Dataset excerpts:

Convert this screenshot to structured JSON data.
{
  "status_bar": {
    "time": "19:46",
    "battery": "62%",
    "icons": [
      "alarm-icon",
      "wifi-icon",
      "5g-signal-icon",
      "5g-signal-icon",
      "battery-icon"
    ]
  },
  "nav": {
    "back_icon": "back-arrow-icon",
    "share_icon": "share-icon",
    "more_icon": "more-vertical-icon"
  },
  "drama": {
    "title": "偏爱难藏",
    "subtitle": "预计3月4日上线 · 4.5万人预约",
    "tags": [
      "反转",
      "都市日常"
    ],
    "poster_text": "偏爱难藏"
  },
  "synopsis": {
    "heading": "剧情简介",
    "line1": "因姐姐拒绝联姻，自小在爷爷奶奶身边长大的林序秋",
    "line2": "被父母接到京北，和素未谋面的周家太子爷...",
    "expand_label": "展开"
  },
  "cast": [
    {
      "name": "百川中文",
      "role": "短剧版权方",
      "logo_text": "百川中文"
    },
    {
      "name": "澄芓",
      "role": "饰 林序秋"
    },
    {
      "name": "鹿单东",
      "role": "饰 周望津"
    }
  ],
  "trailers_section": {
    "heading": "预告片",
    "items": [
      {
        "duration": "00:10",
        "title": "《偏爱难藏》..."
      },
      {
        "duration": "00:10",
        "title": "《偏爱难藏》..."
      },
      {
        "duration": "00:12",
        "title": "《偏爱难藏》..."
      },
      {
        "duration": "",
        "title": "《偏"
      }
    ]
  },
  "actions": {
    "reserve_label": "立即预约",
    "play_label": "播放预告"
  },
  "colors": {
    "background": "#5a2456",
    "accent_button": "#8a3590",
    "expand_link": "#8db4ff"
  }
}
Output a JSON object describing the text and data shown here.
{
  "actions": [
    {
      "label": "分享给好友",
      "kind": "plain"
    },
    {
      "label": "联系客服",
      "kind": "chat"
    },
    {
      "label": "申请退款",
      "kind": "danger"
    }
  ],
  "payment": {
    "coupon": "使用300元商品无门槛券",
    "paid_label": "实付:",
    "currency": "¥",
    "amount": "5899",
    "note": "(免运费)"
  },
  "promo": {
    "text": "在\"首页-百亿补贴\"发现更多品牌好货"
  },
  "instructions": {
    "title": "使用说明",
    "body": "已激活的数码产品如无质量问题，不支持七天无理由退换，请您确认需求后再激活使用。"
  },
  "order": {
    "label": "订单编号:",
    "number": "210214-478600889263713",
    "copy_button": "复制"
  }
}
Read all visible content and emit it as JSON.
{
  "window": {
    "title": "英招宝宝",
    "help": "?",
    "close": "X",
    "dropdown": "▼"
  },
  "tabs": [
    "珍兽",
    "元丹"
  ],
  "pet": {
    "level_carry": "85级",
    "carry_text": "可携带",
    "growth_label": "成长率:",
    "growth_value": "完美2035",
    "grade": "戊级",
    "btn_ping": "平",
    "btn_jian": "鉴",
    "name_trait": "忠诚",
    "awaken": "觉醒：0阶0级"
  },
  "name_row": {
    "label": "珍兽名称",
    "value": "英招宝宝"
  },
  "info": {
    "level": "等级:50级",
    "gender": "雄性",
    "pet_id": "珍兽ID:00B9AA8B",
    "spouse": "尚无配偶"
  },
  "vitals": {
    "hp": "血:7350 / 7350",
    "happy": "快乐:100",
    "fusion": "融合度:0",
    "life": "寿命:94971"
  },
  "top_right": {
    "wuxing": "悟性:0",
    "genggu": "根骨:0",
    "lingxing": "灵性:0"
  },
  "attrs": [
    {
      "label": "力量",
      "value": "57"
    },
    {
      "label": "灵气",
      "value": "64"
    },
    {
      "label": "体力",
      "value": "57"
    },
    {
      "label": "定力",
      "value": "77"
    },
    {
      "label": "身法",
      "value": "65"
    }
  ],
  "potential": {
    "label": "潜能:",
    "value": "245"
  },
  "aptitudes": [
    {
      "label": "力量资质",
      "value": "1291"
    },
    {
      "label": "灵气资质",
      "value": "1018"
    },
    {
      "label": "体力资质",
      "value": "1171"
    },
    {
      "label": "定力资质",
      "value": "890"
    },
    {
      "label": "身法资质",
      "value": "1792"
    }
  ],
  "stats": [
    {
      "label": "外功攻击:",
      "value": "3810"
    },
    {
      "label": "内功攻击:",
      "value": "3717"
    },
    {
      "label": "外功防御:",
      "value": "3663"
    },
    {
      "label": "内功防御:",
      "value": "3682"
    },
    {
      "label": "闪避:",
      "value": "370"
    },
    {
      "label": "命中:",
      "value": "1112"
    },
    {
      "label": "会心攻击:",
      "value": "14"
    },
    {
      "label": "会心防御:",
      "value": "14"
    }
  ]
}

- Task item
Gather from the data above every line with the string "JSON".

- Output of the task
Convert this screenshot to structured JSON data.
Output a JSON object describing the text and data shown here.
Read all visible content and emit it as JSON.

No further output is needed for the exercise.